Haley Warren, Trinity Communications
“Patagonia'' was the answer Markets & Management Studies students Katie Kim and Deepthi Chandra both gave when asked for examples of businesses that they believe are successful at cause marketing — a strategy that combines traditional business motives for profits with social good.
It is no mistake that they both answered similarly; the list of businesses who are consistently and universally acknowledged for doing this type of marketing well is slim but growing. Together with Professor Martha Reeves, they wanted to know why.
In late 2020, with the backdrop of growing divisions over social issues, Reeves began asking how these issues were handled by marketers. Do they risk alienating customers if they decide to take a stand, and if they do, how do they do so effectively? What makes some businesses successful at incorporating causes while others fail?

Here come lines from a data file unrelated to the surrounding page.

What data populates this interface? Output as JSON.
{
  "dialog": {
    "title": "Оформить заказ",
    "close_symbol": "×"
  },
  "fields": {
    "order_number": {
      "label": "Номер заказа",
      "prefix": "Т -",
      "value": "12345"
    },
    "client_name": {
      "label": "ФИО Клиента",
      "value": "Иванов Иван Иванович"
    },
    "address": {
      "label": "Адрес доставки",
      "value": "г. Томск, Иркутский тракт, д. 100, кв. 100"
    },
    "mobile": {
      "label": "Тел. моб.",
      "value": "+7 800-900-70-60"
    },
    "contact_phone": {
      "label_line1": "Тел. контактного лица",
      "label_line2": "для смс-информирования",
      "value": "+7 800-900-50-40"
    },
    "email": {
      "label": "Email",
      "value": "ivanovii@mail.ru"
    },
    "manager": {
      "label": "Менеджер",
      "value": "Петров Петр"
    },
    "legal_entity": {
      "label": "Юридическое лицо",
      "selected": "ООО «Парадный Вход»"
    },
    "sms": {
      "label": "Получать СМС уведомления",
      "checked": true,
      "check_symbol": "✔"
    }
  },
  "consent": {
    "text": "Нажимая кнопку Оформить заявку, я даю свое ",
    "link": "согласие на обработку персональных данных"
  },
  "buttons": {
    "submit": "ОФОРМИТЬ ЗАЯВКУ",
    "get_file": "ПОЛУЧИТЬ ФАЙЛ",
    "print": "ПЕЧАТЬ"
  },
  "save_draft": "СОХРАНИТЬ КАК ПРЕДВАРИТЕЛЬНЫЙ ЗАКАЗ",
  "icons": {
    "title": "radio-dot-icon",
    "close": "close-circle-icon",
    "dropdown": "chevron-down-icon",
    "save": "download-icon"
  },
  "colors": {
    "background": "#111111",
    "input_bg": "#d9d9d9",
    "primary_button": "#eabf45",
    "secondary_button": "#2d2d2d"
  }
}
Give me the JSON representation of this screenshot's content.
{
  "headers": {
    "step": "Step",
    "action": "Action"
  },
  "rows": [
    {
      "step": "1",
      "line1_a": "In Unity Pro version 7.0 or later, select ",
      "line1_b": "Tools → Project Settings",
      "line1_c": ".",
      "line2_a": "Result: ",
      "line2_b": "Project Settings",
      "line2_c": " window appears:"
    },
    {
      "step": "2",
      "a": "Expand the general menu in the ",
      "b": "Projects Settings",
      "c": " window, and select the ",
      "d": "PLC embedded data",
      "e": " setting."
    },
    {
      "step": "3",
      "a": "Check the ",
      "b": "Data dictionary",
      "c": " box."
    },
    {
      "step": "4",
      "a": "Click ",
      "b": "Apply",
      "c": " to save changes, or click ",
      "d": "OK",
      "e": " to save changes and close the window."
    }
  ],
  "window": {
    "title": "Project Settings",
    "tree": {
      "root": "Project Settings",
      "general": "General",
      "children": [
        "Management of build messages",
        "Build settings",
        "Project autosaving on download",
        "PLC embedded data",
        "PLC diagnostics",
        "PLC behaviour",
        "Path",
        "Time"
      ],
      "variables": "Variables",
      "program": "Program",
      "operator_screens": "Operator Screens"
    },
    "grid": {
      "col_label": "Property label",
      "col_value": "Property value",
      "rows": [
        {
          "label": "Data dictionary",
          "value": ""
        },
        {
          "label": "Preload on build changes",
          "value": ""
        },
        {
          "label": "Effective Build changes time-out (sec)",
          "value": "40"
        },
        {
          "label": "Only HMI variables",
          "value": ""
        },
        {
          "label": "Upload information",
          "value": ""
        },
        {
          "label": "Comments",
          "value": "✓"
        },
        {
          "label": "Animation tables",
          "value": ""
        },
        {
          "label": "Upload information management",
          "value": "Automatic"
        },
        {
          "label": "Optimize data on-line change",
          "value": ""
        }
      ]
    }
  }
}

She invited two undergraduates, Kim and Chandra, to work with her through independent studies, interviewing dozens of marketing and advertising professionals to glean insights on the role of cause marketing. That research has resulted in a recent paper published for the Advertising & Society Quarterly, “Cause Marketing in a Time of Polarization.”
Often associated with corporate social responsibility, cause marketing provides a way for businesses to demonstrate care and concern for society.
This kind of approach has become almost ubiquitous in recent years, something noted by Chandra, a Public Policy and MMS certificate student, throughout her conversations with marketers in a wide array of industries.
“In the past, brands were not expected to address issues and it would almost be weird if they were playing into these things, and now it is the norm,” she said.
Kim, an Economics major and MMS certificate student, shared that the process of interviewing so many marketers helped her better understand the role of cause marketing.
“Advertising and marketing campaigns reach such a wide range of people. And they really do have the power to make positive change, if done correctly,” Kim said. “I was kind of struck by how many people answered with the most important thing being authenticity when it comes to a brand and their marketing strategy.”
This authenticity factor when adding cause-related marketing was a significant finding in the research. The team found that staying authentic to brand identity — even when addressing social causes — was an important way that businesses communicated their dedication to the cause.
“Even if companies want to shy away from controversial subjects, their customers and employees often want them to take a stand,” said Reeves, director of Markets & Management Studies. “Companies have to be very careful to be consistent in their views. If they say one thing and turn around and do something contrary to their stated view, they will be called out. Social media is a powerful force and news travels fast.”
An increasingly important topic for businesses to address, students also care deeply about these topics – both from an academic and personal perspective.
Kim shared that her experience as a Korean American shapes how she interacts with cause-based marketing.
“Seeing how different marketing professionals are addressing different racial issues was something that was pretty important. Growing up with a lack of Asian representation to now, there's been quite a dramatic shift. So it is important to keep up that momentum and make sure all of these companies are doing whatever they can to promote diversity and inclusion” Kim said.
“Today’s students are often critical of what an unregulated, free market has brought on,” said Reeves. “They see climate change, overconsumption, diversity of the workforce, transgender rights, racial justice and many other issues as things that companies need to pay attention to and, more importantly, do something about.”
For Chandra, she welcomed the unique opportunity as a first-year student to work directly with a faculty member like Reeves on an independent study, learning the ins and outs of qualitative research before ever setting foot on campus.
“I think your first year of college is a really good time to sort of try to figure out what you're interested in and try those things that you may not have time for later on,” Chandra said.
“When we started it wasn't clear we were going to write a paper about authenticity and cause marketing; it was more like we're interested in doing research about cause marketing and we'll see what the big focus areas are. Sometimes when you talk to people and keep an open mind, you can find some really cool insights.”
Both students found the project helpful as they navigate what it means to work in marketing in the 21st century.
“We're choosing our first companies and our first jobs and trying to decide where to work. Workplace culture and values matter in terms of showing what the company cares about. I think those kinds of things are really important because the way that a company communicates externally is going to be similar to how it treats employees inside the firm,” Chandra said.
Kim hopes that other students will find as much value from this research as she did, helping her to appreciate the role of marketing and advertising even more.
“I think, for me, one issue that I always had with marketing was I didn't want it to be seen as a superficial thing where you're just helping companies gain more profit at the expense of anything else,” Kim said.
“And I think that could potentially deter a lot of other students from marketing as well. Just by knowing that companies really do take this seriously and that there are companies that have really strong core values and have strong missions, I think we potentially open this career path up to more students.”